Since firing 2,700 employees through texts and emails while they slept last week — just before Thanksgiving – the owner of United Furniture Industries, David Belford, has seemingly disappeared.
But he could possibly be hiding out in one among his two homes value an estimated $24 million, The Post can report.
Belford, 62, currently owns a farmhouse in Mount Gilead, Ohio, which he purchased back in 1991 for $600,000, records show.
The house is a lakefront estate with water views of Straits Lake.
In accordance with Zillow, the five-bedroom, five-bathroom, 4,000-square-foot residence is value $1,133,800 today.
The entryway to the predominant lake house. Google
An aerial shot of the house shows a pool in addition to a ship dock. Google
Meanwhile, his most prized piece of real estate is an oceanfront two-bedroom, three-bathroom home in Naples, Florida, value an estimated, $22,870,283, based on Redfin.
Records show he purchased the Sunshine State home back in 2011 for $6 million.
Through the pandemic, Florida’s west coast property market has heated up tremendously, boosted by distant work and sunny weather.
The oceanfront home was renovated with modern finishes. MLS
Belford has remained silent because the layoffs of his entire workforce in Mississippi, North Carolina and California. Despite efforts by lawyers and lenders representing axed employees to succeed in UFI, nobody has heard from the corporate or Belford, sources told The Post.
“Nobody has heard from the owner. He’s not returning anyone’s phone calls. It’s such a horrible situation,” one insider with knowledge of the situation told The Post.
Philip Hearn, one among the attorneys representing a whole bunch of laid-off employees, said that rumors have swirled that he’s currently in Paris.
“On the instruction of the board of directors … we regret to tell you that because of unexpected business circumstances, the corporate has been forced to make the difficult decision to terminate the employment of all its employees, effective immediately, on Nov. 21,” the corporate said in a message to employees.
“Except over-the-road drivers which can be out on delivery. Your layoff from the corporate is anticipated to be everlasting and all advantages will likely be terminated immediately without provision of COBRA.”

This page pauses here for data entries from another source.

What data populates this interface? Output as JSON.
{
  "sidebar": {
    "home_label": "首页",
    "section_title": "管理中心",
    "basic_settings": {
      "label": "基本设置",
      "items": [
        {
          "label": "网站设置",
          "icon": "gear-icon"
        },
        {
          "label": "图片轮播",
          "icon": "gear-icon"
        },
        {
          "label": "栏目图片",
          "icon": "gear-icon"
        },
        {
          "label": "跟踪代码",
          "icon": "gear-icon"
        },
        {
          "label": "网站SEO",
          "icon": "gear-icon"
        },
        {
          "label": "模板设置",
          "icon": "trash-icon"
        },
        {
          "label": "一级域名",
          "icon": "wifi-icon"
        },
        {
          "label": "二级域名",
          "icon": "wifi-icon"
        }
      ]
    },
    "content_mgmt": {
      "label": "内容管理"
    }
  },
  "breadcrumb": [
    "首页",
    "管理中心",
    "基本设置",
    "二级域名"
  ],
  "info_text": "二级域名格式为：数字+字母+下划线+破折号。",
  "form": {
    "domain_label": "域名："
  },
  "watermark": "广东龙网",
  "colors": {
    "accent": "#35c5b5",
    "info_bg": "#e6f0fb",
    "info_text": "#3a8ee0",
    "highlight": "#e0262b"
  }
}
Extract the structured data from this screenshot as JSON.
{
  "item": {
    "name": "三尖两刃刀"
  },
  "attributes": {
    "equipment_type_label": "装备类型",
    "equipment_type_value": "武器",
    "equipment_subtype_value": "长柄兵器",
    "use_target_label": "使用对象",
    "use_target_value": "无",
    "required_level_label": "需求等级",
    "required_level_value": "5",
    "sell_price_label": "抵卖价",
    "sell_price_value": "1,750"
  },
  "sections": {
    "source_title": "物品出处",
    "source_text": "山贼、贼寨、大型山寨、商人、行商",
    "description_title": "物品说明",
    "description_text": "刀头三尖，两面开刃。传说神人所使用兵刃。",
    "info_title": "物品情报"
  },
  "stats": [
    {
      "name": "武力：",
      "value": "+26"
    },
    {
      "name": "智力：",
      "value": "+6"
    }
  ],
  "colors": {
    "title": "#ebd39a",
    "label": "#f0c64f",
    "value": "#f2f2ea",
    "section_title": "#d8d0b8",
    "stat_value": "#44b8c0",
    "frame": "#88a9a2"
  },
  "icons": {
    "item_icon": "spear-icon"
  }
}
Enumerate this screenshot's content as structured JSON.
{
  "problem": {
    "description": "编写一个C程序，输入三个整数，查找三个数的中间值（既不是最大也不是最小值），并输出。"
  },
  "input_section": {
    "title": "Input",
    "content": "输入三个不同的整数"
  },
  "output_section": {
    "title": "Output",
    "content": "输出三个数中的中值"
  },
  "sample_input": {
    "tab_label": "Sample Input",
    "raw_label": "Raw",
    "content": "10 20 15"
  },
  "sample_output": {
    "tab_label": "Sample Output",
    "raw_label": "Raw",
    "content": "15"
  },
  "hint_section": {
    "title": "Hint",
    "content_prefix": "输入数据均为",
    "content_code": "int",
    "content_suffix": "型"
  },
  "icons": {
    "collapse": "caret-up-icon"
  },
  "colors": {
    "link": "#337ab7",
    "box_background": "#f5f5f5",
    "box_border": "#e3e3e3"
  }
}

It’s unclear why the two-decade-old company dissolved its operations so suddenly, but over the summer it fired its chief executive, chief financial officer and executive vice chairman of sales, based on Furniture Today.
The move also got here after Belford quarreled with the corporate’s board and bankers on whether to file for bankruptcy. On Nov. 20, the day before shedding your entire company, the board filed for Chapter 11 bankruptcy protection.
Jenni (far left) and David Belford at an event at their nonprofit camp, Flying Horse Farms.Flying Horse Farm
Meanwhile, despite his shortcomings, court documents show that Belford has been noted for his philanthropic efforts in past years — while coping with contentious legal proceedings.
Belford and his wife, Jenni, founded a charity for sick children and donated $10 million to determine a spinal cord injury research center at Ohio State University’s Wexner Medical Center — a Columbus, Ohio, facility named after Victoria’s Secret’s billionaire founder, Les Wexner.
In 2008, he and his wife co-founded the Belford Family Charitable Fund, which supports children’s organizations including Flying Horse Farms, a camp for ailing children.
Nonetheless, Belford has also been named in several lawsuits alleging “fraudulent transfers” of cash and “brazen violations” of noncompete agreements, court documents revealed.